* ASSIGNMENT:
Report, in full, each line of the material below in which the string "JSON" occurs.
RECORDS PROVIDED Block Start
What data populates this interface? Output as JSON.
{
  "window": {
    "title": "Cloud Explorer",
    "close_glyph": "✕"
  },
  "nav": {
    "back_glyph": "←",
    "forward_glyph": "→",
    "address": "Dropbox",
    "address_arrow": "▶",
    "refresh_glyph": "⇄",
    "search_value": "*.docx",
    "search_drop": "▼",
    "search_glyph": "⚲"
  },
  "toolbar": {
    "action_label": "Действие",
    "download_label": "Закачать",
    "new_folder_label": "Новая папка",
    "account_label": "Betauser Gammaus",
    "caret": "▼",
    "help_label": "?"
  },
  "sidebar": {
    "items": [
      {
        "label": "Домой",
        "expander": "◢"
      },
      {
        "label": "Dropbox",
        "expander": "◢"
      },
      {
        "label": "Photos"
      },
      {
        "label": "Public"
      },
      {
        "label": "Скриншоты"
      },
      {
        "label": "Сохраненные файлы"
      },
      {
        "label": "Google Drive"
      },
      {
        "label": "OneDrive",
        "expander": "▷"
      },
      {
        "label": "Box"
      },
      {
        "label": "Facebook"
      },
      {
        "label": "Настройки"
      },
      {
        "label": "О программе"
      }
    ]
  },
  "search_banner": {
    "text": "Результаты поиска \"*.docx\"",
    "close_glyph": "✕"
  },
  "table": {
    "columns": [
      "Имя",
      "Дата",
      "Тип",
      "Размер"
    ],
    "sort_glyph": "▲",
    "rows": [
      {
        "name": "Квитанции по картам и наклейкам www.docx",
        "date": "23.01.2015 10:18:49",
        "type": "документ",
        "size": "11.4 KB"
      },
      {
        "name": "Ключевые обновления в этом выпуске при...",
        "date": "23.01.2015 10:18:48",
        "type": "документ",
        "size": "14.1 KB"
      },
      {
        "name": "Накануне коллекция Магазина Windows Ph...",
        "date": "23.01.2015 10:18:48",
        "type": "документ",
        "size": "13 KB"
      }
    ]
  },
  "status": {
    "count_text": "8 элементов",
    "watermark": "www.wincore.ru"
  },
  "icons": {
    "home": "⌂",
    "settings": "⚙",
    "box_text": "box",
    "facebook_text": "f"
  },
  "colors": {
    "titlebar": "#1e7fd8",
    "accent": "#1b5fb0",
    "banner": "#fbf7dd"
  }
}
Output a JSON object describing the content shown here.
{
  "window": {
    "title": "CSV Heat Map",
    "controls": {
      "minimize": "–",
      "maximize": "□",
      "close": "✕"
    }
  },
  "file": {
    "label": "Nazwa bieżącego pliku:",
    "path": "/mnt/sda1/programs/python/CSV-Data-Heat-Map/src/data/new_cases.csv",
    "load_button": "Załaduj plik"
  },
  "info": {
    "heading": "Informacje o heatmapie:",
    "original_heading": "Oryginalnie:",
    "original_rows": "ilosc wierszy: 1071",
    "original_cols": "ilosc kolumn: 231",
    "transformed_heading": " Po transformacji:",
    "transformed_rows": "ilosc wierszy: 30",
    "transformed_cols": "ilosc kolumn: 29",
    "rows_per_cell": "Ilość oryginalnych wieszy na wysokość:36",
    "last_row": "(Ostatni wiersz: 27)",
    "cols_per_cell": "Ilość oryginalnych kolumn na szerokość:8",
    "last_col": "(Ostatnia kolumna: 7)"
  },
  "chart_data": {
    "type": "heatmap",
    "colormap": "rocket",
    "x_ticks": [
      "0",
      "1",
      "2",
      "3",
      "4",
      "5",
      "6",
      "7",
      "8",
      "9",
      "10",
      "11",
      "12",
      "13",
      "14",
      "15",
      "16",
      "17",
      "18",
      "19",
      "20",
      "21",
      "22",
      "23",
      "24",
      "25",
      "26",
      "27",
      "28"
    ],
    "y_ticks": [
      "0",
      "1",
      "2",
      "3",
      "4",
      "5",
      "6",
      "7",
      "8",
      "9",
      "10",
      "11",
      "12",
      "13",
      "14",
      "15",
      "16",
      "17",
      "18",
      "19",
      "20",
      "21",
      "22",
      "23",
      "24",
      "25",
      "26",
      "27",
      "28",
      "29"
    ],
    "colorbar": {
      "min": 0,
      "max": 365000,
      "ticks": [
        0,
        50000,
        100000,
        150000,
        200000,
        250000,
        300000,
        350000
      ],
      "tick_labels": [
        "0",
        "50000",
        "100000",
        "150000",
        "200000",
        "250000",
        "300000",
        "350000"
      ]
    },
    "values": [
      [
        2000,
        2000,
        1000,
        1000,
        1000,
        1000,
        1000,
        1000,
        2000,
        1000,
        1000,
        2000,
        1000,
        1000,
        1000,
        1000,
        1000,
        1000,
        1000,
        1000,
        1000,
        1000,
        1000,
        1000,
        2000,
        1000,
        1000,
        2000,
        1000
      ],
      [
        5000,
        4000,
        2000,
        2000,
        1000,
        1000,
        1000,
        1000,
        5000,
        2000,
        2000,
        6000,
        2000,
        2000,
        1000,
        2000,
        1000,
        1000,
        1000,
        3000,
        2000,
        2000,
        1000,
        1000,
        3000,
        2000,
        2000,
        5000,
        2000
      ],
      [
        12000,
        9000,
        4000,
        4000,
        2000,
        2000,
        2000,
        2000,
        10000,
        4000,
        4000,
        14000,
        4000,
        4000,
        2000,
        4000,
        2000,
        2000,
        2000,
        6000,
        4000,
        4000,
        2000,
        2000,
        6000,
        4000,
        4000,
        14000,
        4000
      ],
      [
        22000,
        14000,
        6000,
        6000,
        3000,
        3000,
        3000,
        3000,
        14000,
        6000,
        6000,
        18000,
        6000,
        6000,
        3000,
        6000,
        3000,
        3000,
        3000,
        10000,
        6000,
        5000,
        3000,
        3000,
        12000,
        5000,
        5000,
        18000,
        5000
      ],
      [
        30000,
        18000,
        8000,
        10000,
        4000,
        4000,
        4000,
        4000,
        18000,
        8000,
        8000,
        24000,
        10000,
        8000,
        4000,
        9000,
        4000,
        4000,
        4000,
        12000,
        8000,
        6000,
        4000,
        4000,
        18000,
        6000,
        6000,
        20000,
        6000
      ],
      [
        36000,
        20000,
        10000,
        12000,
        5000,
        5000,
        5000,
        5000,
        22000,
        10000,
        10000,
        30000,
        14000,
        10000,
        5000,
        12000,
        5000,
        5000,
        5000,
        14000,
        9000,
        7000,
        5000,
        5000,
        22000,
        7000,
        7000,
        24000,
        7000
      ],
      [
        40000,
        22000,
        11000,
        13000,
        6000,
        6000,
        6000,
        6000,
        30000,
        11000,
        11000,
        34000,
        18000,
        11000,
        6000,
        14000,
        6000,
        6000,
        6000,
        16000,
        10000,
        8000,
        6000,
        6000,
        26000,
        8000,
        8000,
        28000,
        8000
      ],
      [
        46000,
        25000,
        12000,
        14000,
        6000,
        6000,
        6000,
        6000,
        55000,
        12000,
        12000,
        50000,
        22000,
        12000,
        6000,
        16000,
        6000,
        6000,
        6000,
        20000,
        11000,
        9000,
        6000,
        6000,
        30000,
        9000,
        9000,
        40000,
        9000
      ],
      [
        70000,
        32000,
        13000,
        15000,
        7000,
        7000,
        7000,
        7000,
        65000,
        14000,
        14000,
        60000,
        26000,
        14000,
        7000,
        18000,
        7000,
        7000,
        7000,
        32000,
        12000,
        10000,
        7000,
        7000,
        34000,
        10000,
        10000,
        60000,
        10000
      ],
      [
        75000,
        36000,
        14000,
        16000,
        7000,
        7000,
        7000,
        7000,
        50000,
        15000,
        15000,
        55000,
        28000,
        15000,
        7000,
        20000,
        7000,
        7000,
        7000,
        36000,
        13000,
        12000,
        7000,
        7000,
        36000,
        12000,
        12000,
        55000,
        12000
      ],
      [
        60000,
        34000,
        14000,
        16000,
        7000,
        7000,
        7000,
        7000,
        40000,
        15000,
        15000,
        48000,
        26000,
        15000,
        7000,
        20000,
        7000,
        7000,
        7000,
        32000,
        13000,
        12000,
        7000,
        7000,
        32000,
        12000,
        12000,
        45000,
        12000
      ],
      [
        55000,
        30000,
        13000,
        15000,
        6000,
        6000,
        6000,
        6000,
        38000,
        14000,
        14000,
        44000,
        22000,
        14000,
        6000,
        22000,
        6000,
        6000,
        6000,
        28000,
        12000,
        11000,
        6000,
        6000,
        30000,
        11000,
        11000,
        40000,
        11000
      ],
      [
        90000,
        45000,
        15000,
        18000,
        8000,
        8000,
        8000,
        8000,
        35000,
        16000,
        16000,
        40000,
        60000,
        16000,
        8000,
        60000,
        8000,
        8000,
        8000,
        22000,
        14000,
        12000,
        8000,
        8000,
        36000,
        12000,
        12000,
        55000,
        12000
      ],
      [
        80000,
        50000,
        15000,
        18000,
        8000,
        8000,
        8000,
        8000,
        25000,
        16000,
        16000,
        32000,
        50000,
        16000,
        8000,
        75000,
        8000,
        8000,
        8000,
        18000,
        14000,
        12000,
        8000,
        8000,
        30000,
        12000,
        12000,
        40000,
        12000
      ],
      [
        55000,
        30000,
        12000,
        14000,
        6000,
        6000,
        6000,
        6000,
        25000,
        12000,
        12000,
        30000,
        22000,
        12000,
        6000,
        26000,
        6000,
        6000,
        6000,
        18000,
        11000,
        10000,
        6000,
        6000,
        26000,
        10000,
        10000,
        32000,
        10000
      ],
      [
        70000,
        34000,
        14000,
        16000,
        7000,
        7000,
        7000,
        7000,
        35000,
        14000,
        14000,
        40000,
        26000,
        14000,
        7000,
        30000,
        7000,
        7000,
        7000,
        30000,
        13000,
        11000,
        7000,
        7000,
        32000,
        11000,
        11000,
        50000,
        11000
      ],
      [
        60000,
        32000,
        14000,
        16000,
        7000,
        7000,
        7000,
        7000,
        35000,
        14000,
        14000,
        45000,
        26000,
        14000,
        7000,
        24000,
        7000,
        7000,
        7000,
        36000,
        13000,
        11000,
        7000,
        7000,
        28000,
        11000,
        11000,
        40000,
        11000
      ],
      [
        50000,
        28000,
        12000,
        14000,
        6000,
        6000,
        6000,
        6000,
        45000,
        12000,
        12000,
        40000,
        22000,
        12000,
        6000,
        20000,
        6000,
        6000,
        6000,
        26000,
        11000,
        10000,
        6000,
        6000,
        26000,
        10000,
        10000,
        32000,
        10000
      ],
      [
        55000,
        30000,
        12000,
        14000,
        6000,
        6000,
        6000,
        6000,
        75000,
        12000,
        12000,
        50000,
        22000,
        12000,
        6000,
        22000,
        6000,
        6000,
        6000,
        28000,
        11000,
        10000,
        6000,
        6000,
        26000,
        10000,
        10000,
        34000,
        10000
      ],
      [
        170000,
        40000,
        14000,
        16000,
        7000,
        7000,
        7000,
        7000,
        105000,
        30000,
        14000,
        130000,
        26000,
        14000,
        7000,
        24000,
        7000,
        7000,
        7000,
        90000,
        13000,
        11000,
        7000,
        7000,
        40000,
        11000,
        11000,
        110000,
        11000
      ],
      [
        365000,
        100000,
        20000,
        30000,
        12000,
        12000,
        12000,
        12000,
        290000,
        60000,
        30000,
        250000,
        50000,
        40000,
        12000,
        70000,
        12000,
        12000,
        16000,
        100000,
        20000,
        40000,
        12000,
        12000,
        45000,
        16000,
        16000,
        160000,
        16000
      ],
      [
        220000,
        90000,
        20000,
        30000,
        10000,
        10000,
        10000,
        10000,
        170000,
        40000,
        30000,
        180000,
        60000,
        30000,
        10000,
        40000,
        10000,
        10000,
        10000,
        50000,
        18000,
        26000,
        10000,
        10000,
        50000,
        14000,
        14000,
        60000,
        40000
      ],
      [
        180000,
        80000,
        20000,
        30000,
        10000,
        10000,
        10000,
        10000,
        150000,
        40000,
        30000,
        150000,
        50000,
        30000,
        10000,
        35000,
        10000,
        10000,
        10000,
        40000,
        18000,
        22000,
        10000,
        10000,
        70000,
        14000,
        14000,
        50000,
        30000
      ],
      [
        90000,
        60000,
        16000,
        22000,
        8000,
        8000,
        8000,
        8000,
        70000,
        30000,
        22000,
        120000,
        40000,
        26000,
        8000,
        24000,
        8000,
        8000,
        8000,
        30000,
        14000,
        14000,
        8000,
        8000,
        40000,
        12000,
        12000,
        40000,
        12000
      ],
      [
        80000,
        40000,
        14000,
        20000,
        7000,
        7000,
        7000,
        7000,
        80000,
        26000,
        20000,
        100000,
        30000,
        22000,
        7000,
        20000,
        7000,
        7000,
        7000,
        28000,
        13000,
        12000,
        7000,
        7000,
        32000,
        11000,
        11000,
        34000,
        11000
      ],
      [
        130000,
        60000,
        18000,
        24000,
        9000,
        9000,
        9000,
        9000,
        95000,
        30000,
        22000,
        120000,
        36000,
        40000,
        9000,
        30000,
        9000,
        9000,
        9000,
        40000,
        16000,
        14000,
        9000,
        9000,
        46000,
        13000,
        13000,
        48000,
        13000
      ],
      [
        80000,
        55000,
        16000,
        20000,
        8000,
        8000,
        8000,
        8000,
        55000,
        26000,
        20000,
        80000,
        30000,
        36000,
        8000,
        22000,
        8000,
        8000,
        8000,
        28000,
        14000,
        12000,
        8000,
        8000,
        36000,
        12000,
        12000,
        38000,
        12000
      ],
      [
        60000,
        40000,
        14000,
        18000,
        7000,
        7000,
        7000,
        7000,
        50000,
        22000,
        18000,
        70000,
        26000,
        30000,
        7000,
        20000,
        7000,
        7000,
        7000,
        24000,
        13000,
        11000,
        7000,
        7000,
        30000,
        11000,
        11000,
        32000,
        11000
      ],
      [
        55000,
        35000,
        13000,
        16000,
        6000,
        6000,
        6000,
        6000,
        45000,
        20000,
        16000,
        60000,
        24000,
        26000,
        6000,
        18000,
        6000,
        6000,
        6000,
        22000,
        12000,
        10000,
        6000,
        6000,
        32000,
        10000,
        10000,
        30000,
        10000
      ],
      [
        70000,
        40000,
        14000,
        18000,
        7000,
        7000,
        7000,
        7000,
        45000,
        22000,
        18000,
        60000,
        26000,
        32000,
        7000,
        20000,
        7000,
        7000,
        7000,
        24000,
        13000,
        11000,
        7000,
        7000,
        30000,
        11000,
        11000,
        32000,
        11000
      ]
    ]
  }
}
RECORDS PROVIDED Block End
* SOLUTION TO THIS TASK:
What data populates this interface? Output as JSON.
Output a JSON object describing the content shown here.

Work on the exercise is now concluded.